Japanese authorities issued a tsunami warning for Fukushima Prefecture, saying dangerous waves were expected to arrive 'imminently' in the region.
IMAGE: Japanese earthquake
U.S. Geological Survey

A strong earthquake hit Tuesday morning off the east coast of Japan near Fukushima, the site of the 2011 earthquake-spawned tsunami that killed almost 19,000 people, Japanese and U.S. agencies said.

Little damage was reported. At least five people suffered minor injuries, and almost 2,100 others had been evacuated to shelters, national broadcaster NHK reported. Three small boats capsized off Miyagi Prefecture, the Japanese Coast Guard said, according to the Kyodo news service.

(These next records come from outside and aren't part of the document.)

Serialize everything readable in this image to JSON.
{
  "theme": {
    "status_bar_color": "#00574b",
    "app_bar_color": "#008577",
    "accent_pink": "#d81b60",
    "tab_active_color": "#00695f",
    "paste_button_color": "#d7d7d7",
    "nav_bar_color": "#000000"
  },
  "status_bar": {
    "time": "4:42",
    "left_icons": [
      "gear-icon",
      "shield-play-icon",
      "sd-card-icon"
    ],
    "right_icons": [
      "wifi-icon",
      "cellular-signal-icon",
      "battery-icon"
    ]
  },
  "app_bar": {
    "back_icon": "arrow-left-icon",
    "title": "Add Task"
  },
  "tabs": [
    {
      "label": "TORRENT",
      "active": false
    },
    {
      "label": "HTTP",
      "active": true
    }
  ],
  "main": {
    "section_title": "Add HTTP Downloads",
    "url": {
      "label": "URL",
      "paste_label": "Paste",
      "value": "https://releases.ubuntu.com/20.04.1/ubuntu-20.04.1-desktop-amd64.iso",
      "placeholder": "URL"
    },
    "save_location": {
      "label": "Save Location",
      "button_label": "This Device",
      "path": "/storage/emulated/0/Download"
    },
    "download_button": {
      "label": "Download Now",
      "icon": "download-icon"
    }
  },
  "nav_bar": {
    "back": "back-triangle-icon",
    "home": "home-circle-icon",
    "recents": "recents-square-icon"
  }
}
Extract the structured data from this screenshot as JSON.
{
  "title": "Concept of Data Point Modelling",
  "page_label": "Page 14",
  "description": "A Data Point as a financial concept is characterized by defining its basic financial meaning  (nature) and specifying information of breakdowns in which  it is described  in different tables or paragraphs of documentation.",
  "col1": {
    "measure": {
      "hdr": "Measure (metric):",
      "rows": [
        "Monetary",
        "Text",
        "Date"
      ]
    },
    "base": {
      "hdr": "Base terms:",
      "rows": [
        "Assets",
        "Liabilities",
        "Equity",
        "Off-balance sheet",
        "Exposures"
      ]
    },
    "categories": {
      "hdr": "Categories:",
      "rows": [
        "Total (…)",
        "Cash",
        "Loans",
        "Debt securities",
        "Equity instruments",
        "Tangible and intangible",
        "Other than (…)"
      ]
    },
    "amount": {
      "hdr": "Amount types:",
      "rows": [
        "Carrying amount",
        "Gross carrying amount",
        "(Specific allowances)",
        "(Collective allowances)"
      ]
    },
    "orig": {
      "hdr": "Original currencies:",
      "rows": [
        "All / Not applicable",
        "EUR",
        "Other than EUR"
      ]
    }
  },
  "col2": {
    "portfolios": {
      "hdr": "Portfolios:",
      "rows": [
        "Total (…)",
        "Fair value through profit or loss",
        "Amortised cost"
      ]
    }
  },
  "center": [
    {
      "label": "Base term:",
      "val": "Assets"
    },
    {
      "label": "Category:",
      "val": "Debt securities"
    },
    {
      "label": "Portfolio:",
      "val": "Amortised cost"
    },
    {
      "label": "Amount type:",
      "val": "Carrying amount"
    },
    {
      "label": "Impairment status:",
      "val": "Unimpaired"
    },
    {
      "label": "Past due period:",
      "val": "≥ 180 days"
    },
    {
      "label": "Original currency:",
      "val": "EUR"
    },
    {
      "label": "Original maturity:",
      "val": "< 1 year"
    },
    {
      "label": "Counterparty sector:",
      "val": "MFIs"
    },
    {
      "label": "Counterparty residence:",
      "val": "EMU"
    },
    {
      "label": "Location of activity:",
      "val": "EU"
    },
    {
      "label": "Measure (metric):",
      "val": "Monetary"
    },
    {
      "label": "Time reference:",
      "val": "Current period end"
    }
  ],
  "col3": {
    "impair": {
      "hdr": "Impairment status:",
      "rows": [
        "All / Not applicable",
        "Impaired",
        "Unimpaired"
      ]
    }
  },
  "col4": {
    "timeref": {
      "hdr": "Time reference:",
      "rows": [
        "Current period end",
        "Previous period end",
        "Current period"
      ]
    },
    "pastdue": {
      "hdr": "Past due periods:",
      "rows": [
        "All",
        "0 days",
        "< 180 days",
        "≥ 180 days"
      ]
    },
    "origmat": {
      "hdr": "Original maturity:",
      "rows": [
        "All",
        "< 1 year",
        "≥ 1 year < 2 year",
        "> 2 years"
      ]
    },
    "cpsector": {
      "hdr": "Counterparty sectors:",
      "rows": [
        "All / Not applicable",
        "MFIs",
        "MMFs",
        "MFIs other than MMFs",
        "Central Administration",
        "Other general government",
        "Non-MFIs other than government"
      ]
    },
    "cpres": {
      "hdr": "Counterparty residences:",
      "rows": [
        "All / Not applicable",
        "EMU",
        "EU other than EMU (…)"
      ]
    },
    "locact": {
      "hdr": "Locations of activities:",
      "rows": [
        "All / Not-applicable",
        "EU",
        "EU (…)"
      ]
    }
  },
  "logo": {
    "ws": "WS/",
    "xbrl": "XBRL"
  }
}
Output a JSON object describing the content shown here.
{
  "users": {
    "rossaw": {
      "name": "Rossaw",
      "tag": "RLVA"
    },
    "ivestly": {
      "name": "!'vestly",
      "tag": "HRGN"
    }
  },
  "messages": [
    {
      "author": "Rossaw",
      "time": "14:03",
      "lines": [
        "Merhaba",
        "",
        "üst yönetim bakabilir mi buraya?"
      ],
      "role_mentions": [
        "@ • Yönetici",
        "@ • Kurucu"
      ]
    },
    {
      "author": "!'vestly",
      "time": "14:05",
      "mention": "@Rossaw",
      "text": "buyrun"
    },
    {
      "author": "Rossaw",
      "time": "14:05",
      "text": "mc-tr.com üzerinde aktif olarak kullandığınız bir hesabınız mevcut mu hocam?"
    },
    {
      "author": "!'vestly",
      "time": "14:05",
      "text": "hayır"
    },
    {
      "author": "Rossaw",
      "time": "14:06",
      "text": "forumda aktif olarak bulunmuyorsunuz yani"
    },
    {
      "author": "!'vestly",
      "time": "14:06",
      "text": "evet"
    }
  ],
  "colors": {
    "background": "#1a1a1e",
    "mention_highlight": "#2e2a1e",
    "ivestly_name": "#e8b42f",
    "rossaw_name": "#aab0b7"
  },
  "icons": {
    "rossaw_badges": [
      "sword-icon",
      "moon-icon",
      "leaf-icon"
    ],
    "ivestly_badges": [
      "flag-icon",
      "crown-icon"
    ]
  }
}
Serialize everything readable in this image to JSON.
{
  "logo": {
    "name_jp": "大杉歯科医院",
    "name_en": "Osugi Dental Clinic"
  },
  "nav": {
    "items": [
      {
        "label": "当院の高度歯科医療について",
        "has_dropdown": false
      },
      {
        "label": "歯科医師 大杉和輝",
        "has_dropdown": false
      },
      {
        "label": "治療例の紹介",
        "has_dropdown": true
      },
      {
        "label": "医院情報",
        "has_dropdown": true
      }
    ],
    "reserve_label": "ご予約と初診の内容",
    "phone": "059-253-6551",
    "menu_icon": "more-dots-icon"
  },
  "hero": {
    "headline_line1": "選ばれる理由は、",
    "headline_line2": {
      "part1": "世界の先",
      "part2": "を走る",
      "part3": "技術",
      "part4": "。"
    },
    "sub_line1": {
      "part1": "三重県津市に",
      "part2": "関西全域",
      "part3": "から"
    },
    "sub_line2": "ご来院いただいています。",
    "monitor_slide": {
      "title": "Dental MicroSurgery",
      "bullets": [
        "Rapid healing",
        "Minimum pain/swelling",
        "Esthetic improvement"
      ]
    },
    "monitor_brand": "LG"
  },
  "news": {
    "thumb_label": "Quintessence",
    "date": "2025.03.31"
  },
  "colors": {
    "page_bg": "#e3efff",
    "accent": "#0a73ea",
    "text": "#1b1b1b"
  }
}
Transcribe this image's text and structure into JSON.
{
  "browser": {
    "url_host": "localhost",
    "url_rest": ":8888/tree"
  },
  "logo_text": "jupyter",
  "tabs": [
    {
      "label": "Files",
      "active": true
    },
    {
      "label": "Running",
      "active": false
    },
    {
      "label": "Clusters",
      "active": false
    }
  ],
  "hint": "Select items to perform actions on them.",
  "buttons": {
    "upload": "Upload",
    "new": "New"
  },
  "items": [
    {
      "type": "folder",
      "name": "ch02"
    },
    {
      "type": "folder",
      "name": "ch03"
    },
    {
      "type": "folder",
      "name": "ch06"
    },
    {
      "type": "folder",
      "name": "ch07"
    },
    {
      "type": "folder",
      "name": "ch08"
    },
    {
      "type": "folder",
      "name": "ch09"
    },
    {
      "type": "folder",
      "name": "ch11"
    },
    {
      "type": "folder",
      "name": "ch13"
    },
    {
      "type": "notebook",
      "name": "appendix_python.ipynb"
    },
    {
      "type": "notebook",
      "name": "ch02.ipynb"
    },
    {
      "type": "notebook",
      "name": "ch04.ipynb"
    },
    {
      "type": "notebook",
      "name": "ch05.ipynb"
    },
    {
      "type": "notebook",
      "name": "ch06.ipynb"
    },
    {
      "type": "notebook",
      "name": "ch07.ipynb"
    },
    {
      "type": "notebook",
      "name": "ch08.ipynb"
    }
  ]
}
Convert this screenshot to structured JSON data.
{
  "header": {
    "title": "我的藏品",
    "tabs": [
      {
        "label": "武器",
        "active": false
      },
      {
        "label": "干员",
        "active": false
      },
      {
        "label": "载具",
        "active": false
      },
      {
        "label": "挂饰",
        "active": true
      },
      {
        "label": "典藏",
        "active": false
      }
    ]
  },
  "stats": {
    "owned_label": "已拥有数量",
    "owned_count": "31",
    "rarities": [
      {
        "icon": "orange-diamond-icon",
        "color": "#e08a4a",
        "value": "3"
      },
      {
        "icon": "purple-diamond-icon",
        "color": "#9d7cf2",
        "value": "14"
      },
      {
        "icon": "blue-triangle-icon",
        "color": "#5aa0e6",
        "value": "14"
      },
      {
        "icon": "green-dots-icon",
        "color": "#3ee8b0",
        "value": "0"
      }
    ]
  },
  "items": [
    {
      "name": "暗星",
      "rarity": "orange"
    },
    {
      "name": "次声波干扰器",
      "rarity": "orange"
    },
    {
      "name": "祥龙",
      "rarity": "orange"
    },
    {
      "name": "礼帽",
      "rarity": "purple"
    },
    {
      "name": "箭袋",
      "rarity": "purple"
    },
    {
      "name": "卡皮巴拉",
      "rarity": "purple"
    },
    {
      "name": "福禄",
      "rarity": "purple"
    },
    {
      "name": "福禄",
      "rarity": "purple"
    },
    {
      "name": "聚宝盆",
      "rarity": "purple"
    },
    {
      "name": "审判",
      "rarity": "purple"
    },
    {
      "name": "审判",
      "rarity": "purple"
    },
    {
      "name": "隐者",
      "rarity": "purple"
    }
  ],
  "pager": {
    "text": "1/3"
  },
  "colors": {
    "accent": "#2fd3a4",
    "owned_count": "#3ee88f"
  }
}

Two U.S. military officials, meanwhile, told NBC News there were no early reports of injuries or damage to U.S. military installations.

The Japan Meteorological Agency initially put the earthquake, which hit about 6 a.m. Tuesday (4 p.m. ET Monday), at magnitude 7.3 at a depth of about 19.6 miles. It later revised the magnitude to 7.4.

Image: Earthquake in Japan
People gather at the mouth of a river Tuesday in Iwaki, Japan, after tsunami advisories were triggered by an earthquake.Kyodo via Reuters

The weather agency issued an early tsunami warning for Fukushima and Miyagi prefectures and urged immediate evacuations before it lifted all advisories late in the afternoon.

Speaking to reporters in Argentina, where he is making a state visit, Prime Minister Shinzo Abe said the government would work closely with local authorities to ensure people's safety.

The U.S. Geological Survey, which put the quake at magnitude 6.9, described it as having moved along a lateral slip, saying quakes along faults that move laterally don't create the vertical movement associated with large tsunamis.

Top tsunami waves of no more than about 3 meters (10 feet) were expected. The first wave, measuring 60 cm, or about 2 feet, arrived in Onahama port in Iwaki City in Fukushima Prefecture at 6:49 a.m., the weather agency reported.

Jake Emen, an American staying in a 16th-floor hotel room in Tokyo, almost 150 miles away, told NBC News that his room began "rumbling" about 6 a.m. and then started to sway for several minutes.

"After settling down, an emergency announcement was made by the hotel indicating the building was stable but to avoid using elevators until they were tested," Emen said.

More than 18,500 people were killed by a tsunami that was created after a magnitude-9 earthquake hit northeastern Japan on March 11, 2011. The Fukushima Daiichi Nuclear Power Station suffered meltdowns in three of its six reactors, leaving a huge area of land unusable for decades.

The main government spokesman, Chief Cabinet Secretary Yoshihide Suga, said in a televised briefing that there was no imminent danger to the cooling system for spent fuel. But he said the No. 3 reactor at Fukushima Daini, the facility's sister plant, had stopped functioning and was under review.

Fukushima Daini wasn't affected by the 2011 earthquake and tsunami.